▶ **What is needed**: Give back the entire listing verbatim.
——————————
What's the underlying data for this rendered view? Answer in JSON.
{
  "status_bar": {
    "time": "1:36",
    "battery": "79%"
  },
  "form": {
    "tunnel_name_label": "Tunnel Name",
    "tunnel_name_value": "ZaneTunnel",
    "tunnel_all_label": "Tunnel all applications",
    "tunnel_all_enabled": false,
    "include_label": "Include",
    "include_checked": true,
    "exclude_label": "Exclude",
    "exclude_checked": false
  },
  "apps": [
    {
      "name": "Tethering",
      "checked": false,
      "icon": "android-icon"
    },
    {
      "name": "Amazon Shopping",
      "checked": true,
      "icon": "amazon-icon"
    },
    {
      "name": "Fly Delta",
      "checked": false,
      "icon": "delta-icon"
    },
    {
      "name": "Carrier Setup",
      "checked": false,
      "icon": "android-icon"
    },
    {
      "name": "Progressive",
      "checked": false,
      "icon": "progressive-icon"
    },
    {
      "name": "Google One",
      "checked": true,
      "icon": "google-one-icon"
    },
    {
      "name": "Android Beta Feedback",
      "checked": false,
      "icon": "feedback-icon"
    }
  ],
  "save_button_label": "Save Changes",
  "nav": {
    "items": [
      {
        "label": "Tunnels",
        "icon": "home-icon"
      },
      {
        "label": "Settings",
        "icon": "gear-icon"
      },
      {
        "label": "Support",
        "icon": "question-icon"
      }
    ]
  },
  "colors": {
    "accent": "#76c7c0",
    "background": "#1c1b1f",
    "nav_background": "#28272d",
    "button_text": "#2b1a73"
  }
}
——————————
▶ **Written response**:
What's the underlying data for this rendered view? Answer in JSON.
{
  "status_bar": {
    "time": "1:36",
    "battery": "79%"
  },
  "form": {
    "tunnel_name_label": "Tunnel Name",
    "tunnel_name_value": "ZaneTunnel",
    "tunnel_all_label": "Tunnel all applications",
    "tunnel_all_enabled": false,
    "include_label": "Include",
    "include_checked": true,
    "exclude_label": "Exclude",
    "exclude_checked": false
  },
  "apps": [
    {
      "name": "Tethering",
      "checked": false,
      "icon": "android-icon"
    },
    {
      "name": "Amazon Shopping",
      "checked": true,
      "icon": "amazon-icon"
    },
    {
      "name": "Fly Delta",
      "checked": false,
      "icon": "delta-icon"
    },
    {
      "name": "Carrier Setup",
      "checked": false,
      "icon": "android-icon"
    },
    {
      "name": "Progressive",
      "checked": false,
      "icon": "progressive-icon"
    },
    {
      "name": "Google One",
      "checked": true,
      "icon": "google-one-icon"
    },
    {
      "name": "Android Beta Feedback",
      "checked": false,
      "icon": "feedback-icon"
    }
  ],
  "save_button_label": "Save Changes",
  "nav": {
    "items": [
      {
        "label": "Tunnels",
        "icon": "home-icon"
      },
      {
        "label": "Settings",
        "icon": "gear-icon"
      },
      {
        "label": "Support",
        "icon": "question-icon"
      }
    ]
  },
  "colors": {
    "accent": "#76c7c0",
    "background": "#1c1b1f",
    "nav_background": "#28272d",
    "button_text": "#2b1a73"
  }
}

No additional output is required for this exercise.